─── Provided records ───

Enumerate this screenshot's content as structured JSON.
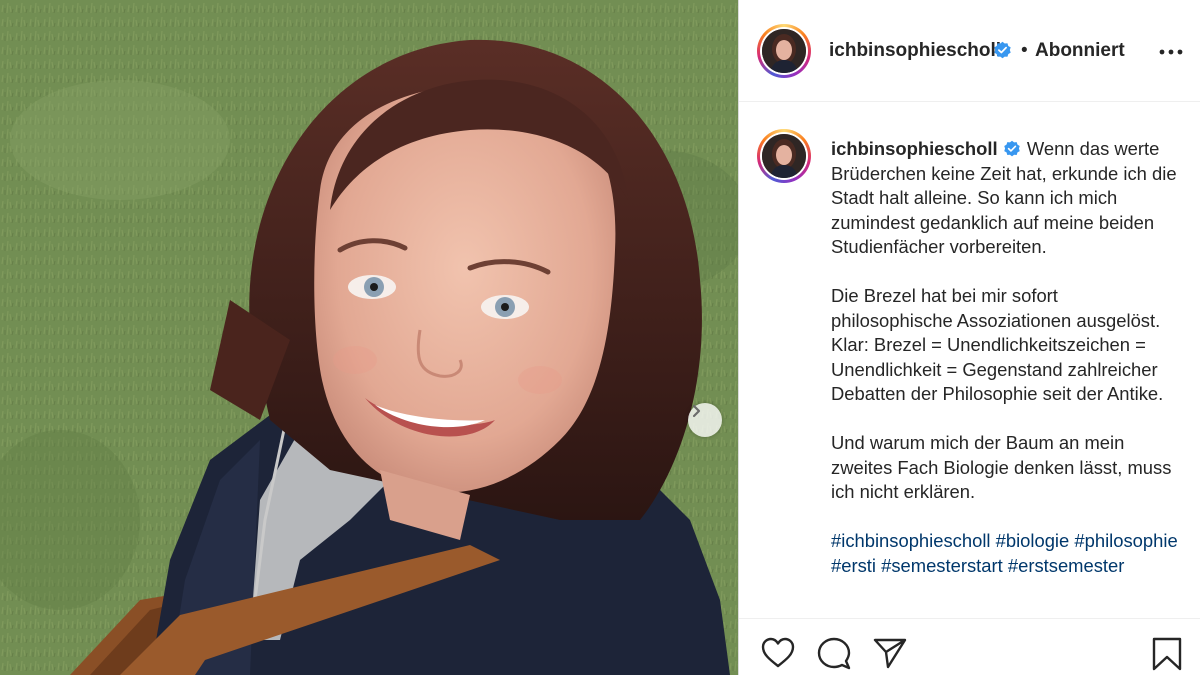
{
  "post": {
    "username": "ichbinsophiescholl",
    "separator": "•",
    "follow_status": "Abonniert",
    "caption": {
      "username": "ichbinsophiescholl",
      "paragraph_1": "Wenn das werte Brüderchen keine Zeit hat, erkunde ich die Stadt halt alleine. So kann ich mich zumindest gedanklich auf meine beiden Studienfächer vorbereiten.",
      "paragraph_2": "Die Brezel hat bei mir sofort philosophische Assoziationen ausgelöst. Klar: Brezel = Unendlichkeitszeichen = Unendlichkeit = Gegenstand zahlreicher Debatten der Philosophie seit der Antike.",
      "paragraph_3": "Und warum mich der Baum an mein zweites Fach Biologie denken lässt, muss ich nicht erklären.",
      "hashtags": [
        "#ichbinsophiescholl",
        "#biologie",
        "#philosophie",
        "#ersti",
        "#semesterstart",
        "#erstsemester"
      ]
    }
  },
  "icons": {
    "verified": "verified-badge-icon",
    "more": "more-options-icon",
    "next": "chevron-right-icon",
    "like": "heart-icon",
    "comment": "comment-bubble-icon",
    "share": "paper-plane-icon",
    "save": "bookmark-icon"
  },
  "colors": {
    "text": "#262626",
    "hashtag": "#00376b",
    "verified": "#3897f0",
    "border": "#dbdbdb"
  }
}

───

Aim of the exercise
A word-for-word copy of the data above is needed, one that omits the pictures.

Solution to this task
Enumerate this screenshot's content as structured JSON.
{
  "post": {
    "username": "ichbinsophiescholl",
    "separator": "•",
    "follow_status": "Abonniert",
    "caption": {
      "username": "ichbinsophiescholl",
      "paragraph_1": "Wenn das werte Brüderchen keine Zeit hat, erkunde ich die Stadt halt alleine. So kann ich mich zumindest gedanklich auf meine beiden Studienfächer vorbereiten.",
      "paragraph_2": "Die Brezel hat bei mir sofort philosophische Assoziationen ausgelöst. Klar: Brezel = Unendlichkeitszeichen = Unendlichkeit = Gegenstand zahlreicher Debatten der Philosophie seit der Antike.",
      "paragraph_3": "Und warum mich der Baum an mein zweites Fach Biologie denken lässt, muss ich nicht erklären.",
      "hashtags": [
        "#ichbinsophiescholl",
        "#biologie",
        "#philosophie",
        "#ersti",
        "#semesterstart",
        "#erstsemester"
      ]
    }
  },
  "icons": {
    "verified": "verified-badge-icon",
    "more": "more-options-icon",
    "next": "chevron-right-icon",
    "like": "heart-icon",
    "comment": "comment-bubble-icon",
    "share": "paper-plane-icon",
    "save": "bookmark-icon"
  },
  "colors": {
    "text": "#262626",
    "hashtag": "#00376b",
    "verified": "#3897f0",
    "border": "#dbdbdb"
  }
}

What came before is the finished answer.